Green tea - one of Dr. Oz's favorite drinks, green tea is lower in caffeine than coffee and can help prevent prostate cancer and possibly bladder cancer
Pomegranate juice - this juice is extremely antioxidant-rich and helps prevent colon and prostate cancer
Soy milk - also made from soy beans, soy milk works the same way as edamame to fight cancer
Household Aisle Picks
Sunscreen - lather on the SPF each and every time you go out in the sun to block exposure to ultraviolet rays
Mop or damp cloth - it's important to get rid of dust without spreading it around your home. Recent evidence has shown that dust can contain the following:
- PBDEs - a group of chemicals, one of which is known to be carcinogenic, which come from the inside of damaged furniture (exposing the inner cushioning) and from plastics and TVs
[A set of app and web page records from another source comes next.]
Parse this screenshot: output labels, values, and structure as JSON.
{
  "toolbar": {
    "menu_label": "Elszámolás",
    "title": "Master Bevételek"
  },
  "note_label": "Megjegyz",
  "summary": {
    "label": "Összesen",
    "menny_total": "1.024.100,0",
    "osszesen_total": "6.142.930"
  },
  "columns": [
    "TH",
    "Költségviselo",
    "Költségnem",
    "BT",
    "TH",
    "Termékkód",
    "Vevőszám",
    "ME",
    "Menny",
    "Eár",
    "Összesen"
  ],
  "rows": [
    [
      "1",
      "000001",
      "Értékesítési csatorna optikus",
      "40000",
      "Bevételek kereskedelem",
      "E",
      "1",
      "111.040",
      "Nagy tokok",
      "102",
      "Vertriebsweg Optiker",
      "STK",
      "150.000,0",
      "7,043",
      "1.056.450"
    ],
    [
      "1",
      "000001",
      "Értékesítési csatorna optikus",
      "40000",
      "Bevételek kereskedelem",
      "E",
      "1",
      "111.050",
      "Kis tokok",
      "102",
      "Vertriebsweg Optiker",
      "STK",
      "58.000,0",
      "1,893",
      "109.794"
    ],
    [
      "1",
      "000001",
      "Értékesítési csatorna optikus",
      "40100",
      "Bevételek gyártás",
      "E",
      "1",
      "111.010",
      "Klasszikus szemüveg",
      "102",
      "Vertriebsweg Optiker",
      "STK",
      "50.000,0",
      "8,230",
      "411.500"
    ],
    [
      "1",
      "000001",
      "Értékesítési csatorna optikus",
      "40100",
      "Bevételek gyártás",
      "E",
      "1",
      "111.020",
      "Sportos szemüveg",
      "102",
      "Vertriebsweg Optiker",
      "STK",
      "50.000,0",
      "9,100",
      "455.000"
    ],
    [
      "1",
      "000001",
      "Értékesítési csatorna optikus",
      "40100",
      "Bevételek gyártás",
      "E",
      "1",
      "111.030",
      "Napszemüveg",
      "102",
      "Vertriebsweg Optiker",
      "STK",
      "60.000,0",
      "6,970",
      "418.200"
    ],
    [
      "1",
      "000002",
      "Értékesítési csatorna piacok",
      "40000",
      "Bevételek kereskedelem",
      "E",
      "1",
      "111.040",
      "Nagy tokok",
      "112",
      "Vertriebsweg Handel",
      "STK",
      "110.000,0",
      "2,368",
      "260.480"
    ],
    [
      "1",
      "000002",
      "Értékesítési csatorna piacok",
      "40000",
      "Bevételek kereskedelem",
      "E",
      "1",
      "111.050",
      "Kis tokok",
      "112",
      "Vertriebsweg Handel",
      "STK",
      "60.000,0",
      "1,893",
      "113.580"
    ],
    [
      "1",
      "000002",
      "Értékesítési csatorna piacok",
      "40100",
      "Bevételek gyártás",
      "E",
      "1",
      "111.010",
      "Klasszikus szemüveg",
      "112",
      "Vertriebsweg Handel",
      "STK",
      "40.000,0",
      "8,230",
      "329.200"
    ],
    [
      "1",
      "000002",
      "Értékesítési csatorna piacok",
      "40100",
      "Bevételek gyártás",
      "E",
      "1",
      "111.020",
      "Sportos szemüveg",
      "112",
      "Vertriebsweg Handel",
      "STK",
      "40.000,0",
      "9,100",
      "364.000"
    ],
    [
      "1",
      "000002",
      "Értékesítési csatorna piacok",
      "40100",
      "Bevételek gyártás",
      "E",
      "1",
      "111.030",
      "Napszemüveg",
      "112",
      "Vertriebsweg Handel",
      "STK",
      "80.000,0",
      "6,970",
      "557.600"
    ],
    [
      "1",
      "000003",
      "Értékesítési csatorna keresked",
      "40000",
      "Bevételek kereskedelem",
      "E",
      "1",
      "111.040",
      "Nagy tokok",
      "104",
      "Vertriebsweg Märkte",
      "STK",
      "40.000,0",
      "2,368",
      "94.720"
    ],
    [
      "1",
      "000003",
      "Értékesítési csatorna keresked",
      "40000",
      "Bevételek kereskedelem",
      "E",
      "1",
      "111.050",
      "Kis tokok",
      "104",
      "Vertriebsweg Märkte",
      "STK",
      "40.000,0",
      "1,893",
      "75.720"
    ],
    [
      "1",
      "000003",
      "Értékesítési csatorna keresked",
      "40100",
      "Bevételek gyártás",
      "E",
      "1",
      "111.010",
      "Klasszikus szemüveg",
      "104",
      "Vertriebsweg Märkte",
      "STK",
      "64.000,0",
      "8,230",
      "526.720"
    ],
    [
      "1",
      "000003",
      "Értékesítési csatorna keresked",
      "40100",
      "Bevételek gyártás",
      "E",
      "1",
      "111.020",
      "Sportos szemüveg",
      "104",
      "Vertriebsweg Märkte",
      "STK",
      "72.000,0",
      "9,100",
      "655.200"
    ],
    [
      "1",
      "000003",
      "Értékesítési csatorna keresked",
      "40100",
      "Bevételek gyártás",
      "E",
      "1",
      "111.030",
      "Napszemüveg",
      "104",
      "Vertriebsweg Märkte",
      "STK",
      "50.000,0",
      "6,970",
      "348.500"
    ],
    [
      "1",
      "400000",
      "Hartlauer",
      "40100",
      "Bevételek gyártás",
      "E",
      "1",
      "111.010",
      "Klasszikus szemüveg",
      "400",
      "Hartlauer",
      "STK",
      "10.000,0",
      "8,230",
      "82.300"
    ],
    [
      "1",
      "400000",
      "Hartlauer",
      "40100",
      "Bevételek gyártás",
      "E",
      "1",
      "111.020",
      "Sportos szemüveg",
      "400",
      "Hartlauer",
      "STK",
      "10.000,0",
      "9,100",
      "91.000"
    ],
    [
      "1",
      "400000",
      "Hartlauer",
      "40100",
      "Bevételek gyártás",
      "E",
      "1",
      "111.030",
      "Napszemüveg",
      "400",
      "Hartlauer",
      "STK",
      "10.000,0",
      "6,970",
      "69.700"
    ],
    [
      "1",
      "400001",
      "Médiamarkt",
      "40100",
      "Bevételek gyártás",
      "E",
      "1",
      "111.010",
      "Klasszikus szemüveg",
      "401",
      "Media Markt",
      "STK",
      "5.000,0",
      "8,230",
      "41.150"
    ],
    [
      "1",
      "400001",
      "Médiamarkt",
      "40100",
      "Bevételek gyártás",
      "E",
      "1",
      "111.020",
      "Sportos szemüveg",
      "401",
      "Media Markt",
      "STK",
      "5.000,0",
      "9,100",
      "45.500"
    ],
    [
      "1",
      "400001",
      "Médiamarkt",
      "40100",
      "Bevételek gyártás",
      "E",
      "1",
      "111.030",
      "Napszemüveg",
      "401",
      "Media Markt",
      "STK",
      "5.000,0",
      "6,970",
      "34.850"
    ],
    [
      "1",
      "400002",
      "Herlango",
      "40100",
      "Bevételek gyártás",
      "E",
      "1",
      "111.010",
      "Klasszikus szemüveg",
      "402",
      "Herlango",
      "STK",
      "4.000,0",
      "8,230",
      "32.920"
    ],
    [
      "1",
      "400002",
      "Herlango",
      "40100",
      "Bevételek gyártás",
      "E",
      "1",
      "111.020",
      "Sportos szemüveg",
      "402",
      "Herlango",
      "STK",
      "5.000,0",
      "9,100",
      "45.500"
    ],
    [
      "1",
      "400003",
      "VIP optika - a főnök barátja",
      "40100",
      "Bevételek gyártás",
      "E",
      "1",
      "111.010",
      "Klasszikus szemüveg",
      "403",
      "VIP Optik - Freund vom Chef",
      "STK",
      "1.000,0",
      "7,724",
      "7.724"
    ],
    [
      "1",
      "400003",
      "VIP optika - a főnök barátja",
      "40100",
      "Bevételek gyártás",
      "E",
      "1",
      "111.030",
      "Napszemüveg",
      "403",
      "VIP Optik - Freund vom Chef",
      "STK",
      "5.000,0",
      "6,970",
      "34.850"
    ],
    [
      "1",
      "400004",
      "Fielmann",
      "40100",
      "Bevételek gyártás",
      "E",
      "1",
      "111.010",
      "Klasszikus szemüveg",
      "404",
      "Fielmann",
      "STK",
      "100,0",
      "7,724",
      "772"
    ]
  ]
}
- DDT - recent studies have found evidence of DDT in house dust, even though the pesticide was banned in the US in 1972. This carcinogen can remain in carpet and furniture for years after being introduced in your home.
- Arsenic - this airborne carcinogen comes from mining, smelting, burning fossil fuels and other industrial processes. Eighty percent of arsenic can be removed by dusting regularly.